• President George W. Bush waves at troops as he walks to the stage to speak to Soldiers, Sailors, Airmen and Marines during his visit to Camp Arifjan, Kuwait, Jan. 12.

    President Speaks to Troops in Kuwait

    President George W. Bush waves at troops as he walks to the stage to speak to Soldiers, Sailors, Airmen and Marines during his visit to Camp Arifjan, Kuwait, Jan. 12.

  • President George W. Bush speaks to troops during his visit to Camp Arifjan, Kuwait, Jan. 12.

    President Speaks to Troops in Kuwait

    President George W. Bush speaks to troops during his visit to Camp Arifjan, Kuwait, Jan. 12.

  • President George W. Bush shakes hands with a Soldier after his speech at Camp Arifjan, Kuwait, Jan 12. Bush thanked troop and their Families for their hard work and sacrifice.

    President Bush with Troops in Kuwait

    President George W. Bush shakes hands with a Soldier after his speech at Camp Arifjan, Kuwait, Jan 12. Bush thanked troop and their Families for their hard work and sacrifice.

CAMP ARIFJAN, Kuwait (Army News Service, Jan. 14, 2008) - President George W. Bush made a stop in Kuwait Saturday during his Middle East tour to meet with key U.S. leaders and speak to deployed service members.

Bush met with U.S. ambassador to Iraq Ryan Crocker and Gen. David Petraeus, commander of Multi-National Forces Iraq, to discuss the situation in Iraq as well as the progress made and the challenges ahead.

"We discussed the fact that whatever happens in Iraq impacts everything else in the entire region," Bush said. He then discussed the changes and improvements that came from the troop surge and the strategy change in Iraq over the last year.

"Iraq is now a different place from one year ago," Bush said. "Much hard work remains, but levels of violence are significantly reduced. Hope is returning to Baghdad and hope is returning to towns and villages throughout the country."

Bush also spoke about how the Iraqis are taking control of their own government and coming together despite religious differences to build a common future and diminish violence.

In his statement, Bush spoke about U.S. forces returning home due to the changes in Iraq. He said that any additional troop reduction will be based on Gen. Petraeus' recommendations, based on the conditions on the ground in Iraq.

"I have believed all along that if people are given a chance to live in a free society they will do the hard work necessary to live in a free society," he said.

He also spoke about the importance of the concerned citizen groups who are stepping up to help provide local security in addition to the Iraqi surge of 100,000 local police and Iraqi troops.

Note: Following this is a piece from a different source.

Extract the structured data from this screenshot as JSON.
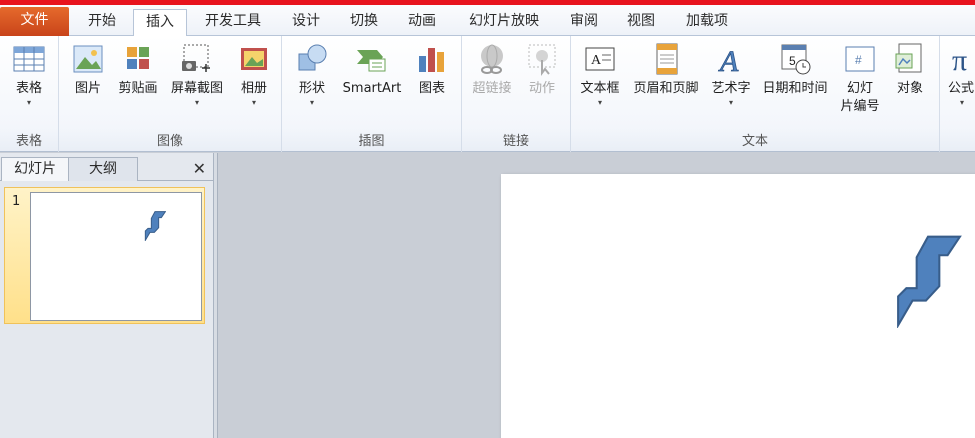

"We must do all we can to ensure 2008 brings even greater progress for Iraq's young democracy. Long-term success in Iraq is vital to our friends here in the region and to America's national security" Bush said. "In a place where Saddam Hussein once menaced the world, the new U.S., Iraqi relationship will strengthen a democracy that serves its people, fights terrorists and serves as a beacon of freedom for millions across the Middle East."

Bush then moved on to speak with several thousand service members gathered at the Zone 6 stage on Camp Arifjan. He encouraged the service members to continue their work in support of both Operations Iraqi Freedom and Enduring Freedom. During his speech he thanked Lt. Gen. James J. Lovelace, commander, Third Army/U.S. Army Central, and the Soldiers, Sailors, Airmen, Marines and civilians serving for their hard work in completing the support and logistical mission in Kuwait.

"In the long term, the best way to defeat the ideology of hate is one with an ideology of hope and that is one with liberty at its fundamental core," Bush said. The assembled troops responded with a loud, "hooah."

"It's hard work but it is necessary work," he continued. "I thank you for what you are doing. There is no doubt in my mind that when the history is written, the final page will say, 'Victory was achieved by the United States of America for the good of the world.'"

Following the speech to the troops, Gen. Petraeus and Ambassador Crocker spoke to media about the meeting they had with the president. They highlighted the importance of political reconciliation in Iraq.

"Reconciliation is more than national legislation," Crocker said. "It's also what we are seeing in provinces around the country. There is more cross-sectarian political activity. As security improves and some of the tensions reduce we are seeing more political activity and more steps toward reconciliation. There is still a long way to go. We are seeing some encouraging steps now at both the national and local levels."

Petraeus said troop withdrawals would depend on whether things get better, stay the same or decline as U.S. troops pull out and Iraqi Security Forces take over. He said that Iraqi citizens and security forces are preparing to take on the security of their own country, and that recommendations for continued withdrawal will be based on the situation in the country.

(Staff Sgt. Jacob A. McDonald serves with the 50th Public Affairs Detachment.)

Page last updated Fri July 22nd, 2011 at 12:16